Fine art is often reserved for the well-off. The last time I purchased one of your works, I thanked you for being so “affordable,” and I also thanked you for the drill holes, which made the work easy to hang without going through the expensive process of framing. You told me that it was part of your philosophy of art being “for the people,” which REALLY resonated with me. Would you care to expound on that a little bit?
DE: I’m anti-classist at heart, so I’d be really disappointed in myself if the things that I made became inaccessible to everyday people. I also really like the idea of paintings as decoration that could go unnoticed, but once inspected could have a subtle message. So, you know, just hanging in a kitchen or bathroom in low light. Framing seems elitist to me. It’s so expensive. A proper frame will set you back much further than a perfectly good piece of art, and that’s fucked. I’m not trying to change the world with these opinions though, that’s just my way of thinking. I decorate my house in my own paintings, I guess that says something!
As a working businessman who happens to be an artist, thematically, what “sells the best”? I’m going to guess “cats,” but I’d love to be proven wrong.
DE: Bears on old reclaimed windows in different colors.

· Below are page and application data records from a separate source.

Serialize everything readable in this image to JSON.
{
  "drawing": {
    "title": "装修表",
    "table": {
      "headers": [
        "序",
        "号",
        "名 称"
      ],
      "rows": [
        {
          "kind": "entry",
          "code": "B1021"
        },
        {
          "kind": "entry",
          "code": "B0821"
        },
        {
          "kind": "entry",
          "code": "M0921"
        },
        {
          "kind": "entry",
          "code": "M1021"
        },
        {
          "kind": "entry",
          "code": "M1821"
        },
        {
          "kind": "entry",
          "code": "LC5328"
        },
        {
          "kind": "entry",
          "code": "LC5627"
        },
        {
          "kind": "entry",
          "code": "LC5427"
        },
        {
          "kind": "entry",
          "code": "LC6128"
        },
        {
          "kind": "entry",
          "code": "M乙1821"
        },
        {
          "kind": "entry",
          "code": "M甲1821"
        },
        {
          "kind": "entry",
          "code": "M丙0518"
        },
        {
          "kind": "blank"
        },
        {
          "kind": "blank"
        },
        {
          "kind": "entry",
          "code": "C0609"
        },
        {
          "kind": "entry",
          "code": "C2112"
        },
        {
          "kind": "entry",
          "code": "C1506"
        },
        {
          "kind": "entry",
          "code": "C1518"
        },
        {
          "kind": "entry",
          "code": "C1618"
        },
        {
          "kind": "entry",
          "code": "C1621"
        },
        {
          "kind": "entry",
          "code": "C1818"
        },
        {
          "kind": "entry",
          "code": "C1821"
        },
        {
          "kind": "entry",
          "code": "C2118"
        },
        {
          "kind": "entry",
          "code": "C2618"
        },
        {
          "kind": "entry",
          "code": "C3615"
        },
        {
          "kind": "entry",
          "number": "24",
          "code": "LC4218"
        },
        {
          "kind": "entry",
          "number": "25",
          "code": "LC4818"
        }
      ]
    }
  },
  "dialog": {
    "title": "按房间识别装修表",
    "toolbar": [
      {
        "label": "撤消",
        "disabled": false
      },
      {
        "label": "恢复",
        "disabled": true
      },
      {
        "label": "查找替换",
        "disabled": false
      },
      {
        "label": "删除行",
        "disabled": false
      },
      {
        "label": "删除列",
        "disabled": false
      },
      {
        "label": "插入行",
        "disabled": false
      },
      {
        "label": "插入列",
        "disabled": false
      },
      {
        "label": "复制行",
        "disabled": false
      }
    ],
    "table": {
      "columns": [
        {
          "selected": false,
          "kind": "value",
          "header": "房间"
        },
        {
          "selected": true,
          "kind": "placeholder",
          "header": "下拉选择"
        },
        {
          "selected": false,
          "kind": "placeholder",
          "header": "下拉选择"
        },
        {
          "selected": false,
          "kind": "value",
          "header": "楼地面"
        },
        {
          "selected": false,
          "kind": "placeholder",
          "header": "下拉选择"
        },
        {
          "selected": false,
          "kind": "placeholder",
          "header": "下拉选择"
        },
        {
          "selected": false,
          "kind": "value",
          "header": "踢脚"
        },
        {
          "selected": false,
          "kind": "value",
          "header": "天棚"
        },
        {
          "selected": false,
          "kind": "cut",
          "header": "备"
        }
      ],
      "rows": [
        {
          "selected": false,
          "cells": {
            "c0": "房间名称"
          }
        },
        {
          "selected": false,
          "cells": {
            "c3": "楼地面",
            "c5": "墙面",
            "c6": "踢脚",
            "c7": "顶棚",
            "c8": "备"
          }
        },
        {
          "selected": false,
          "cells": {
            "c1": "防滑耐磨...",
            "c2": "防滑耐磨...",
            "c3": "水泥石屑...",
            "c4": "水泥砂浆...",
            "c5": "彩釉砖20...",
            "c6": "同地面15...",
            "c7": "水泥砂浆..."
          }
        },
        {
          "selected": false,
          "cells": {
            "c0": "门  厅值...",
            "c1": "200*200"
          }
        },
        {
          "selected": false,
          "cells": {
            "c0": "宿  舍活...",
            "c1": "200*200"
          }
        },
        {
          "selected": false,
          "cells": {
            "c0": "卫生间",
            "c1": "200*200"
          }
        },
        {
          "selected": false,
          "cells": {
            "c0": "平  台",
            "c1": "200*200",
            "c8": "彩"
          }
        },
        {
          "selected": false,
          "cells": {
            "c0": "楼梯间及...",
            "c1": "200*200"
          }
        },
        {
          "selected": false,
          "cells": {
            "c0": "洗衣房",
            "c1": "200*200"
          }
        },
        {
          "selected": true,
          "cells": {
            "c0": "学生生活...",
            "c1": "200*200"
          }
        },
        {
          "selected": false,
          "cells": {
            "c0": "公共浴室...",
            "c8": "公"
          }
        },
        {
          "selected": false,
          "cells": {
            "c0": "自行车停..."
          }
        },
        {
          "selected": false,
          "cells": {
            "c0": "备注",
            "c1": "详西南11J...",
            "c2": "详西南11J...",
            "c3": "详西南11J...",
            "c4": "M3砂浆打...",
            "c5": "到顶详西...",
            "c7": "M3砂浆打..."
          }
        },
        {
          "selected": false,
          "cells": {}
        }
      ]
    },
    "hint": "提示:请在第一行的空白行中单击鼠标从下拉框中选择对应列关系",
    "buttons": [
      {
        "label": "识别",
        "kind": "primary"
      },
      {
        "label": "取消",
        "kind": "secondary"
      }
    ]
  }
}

You can buy the windows for $5, clean them up and then sell them for $120 all day long. Otherwise yes, cats. Pet portraits.
Is there anything you haven’t painted because you’re too intimidated to tackle it?
DE: [No.] Fuck em’!
Here is a selection of Erdman’s work. There are literally hundreds more amazing pieces on his site: derekerdman.com.
“The Woman With Bird Earrings”
“World War 2/ Bay of Pigs/ Desert Storm”
More Derek Erdman after the jump…